**TASK GOAL:** Extract every line below, verbatim.

**DATASET:**
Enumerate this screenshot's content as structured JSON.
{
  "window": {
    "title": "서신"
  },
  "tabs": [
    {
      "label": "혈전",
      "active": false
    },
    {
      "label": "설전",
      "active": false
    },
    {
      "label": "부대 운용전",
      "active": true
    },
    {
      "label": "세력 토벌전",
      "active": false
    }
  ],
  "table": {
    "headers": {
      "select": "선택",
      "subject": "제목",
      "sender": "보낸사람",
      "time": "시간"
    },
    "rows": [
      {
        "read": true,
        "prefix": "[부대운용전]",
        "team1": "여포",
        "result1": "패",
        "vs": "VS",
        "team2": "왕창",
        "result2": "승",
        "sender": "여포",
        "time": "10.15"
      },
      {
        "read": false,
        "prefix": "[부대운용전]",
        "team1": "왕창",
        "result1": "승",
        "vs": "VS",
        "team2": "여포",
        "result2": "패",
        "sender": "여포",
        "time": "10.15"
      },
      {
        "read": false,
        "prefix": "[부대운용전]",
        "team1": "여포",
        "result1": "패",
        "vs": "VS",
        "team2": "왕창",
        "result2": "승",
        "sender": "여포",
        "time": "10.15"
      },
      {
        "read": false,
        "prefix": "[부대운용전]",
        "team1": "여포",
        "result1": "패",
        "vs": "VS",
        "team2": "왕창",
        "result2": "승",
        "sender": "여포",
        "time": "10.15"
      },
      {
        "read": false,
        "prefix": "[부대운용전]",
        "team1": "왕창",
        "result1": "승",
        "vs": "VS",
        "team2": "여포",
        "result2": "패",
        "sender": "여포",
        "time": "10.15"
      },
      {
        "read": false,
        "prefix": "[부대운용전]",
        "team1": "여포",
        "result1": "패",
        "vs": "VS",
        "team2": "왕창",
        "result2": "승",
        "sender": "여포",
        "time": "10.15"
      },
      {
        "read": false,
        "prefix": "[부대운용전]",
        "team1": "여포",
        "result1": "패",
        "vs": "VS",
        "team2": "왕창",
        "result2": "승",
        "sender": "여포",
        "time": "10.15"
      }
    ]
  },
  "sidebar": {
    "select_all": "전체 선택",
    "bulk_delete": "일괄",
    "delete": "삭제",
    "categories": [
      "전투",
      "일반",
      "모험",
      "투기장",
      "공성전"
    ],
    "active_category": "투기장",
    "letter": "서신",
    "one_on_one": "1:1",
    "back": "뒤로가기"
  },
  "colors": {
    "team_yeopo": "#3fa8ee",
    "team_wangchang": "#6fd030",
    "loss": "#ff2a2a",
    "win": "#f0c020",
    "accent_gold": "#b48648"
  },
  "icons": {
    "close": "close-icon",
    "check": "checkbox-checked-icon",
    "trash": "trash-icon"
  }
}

**TASK RESULT:**
Enumerate this screenshot's content as structured JSON.
{
  "window": {
    "title": "서신"
  },
  "tabs": [
    {
      "label": "혈전",
      "active": false
    },
    {
      "label": "설전",
      "active": false
    },
    {
      "label": "부대 운용전",
      "active": true
    },
    {
      "label": "세력 토벌전",
      "active": false
    }
  ],
  "table": {
    "headers": {
      "select": "선택",
      "subject": "제목",
      "sender": "보낸사람",
      "time": "시간"
    },
    "rows": [
      {
        "read": true,
        "prefix": "[부대운용전]",
        "team1": "여포",
        "result1": "패",
        "vs": "VS",
        "team2": "왕창",
        "result2": "승",
        "sender": "여포",
        "time": "10.15"
      },
      {
        "read": false,
        "prefix": "[부대운용전]",
        "team1": "왕창",
        "result1": "승",
        "vs": "VS",
        "team2": "여포",
        "result2": "패",
        "sender": "여포",
        "time": "10.15"
      },
      {
        "read": false,
        "prefix": "[부대운용전]",
        "team1": "여포",
        "result1": "패",
        "vs": "VS",
        "team2": "왕창",
        "result2": "승",
        "sender": "여포",
        "time": "10.15"
      },
      {
        "read": false,
        "prefix": "[부대운용전]",
        "team1": "여포",
        "result1": "패",
        "vs": "VS",
        "team2": "왕창",
        "result2": "승",
        "sender": "여포",
        "time": "10.15"
      },
      {
        "read": false,
        "prefix": "[부대운용전]",
        "team1": "왕창",
        "result1": "승",
        "vs": "VS",
        "team2": "여포",
        "result2": "패",
        "sender": "여포",
        "time": "10.15"
      },
      {
        "read": false,
        "prefix": "[부대운용전]",
        "team1": "여포",
        "result1": "패",
        "vs": "VS",
        "team2": "왕창",
        "result2": "승",
        "sender": "여포",
        "time": "10.15"
      },
      {
        "read": false,
        "prefix": "[부대운용전]",
        "team1": "여포",
        "result1": "패",
        "vs": "VS",
        "team2": "왕창",
        "result2": "승",
        "sender": "여포",
        "time": "10.15"
      }
    ]
  },
  "sidebar": {
    "select_all": "전체 선택",
    "bulk_delete": "일괄",
    "delete": "삭제",
    "categories": [
      "전투",
      "일반",
      "모험",
      "투기장",
      "공성전"
    ],
    "active_category": "투기장",
    "letter": "서신",
    "one_on_one": "1:1",
    "back": "뒤로가기"
  },
  "colors": {
    "team_yeopo": "#3fa8ee",
    "team_wangchang": "#6fd030",
    "loss": "#ff2a2a",
    "win": "#f0c020",
    "accent_gold": "#b48648"
  },
  "icons": {
    "close": "close-icon",
    "check": "checkbox-checked-icon",
    "trash": "trash-icon"
  }
}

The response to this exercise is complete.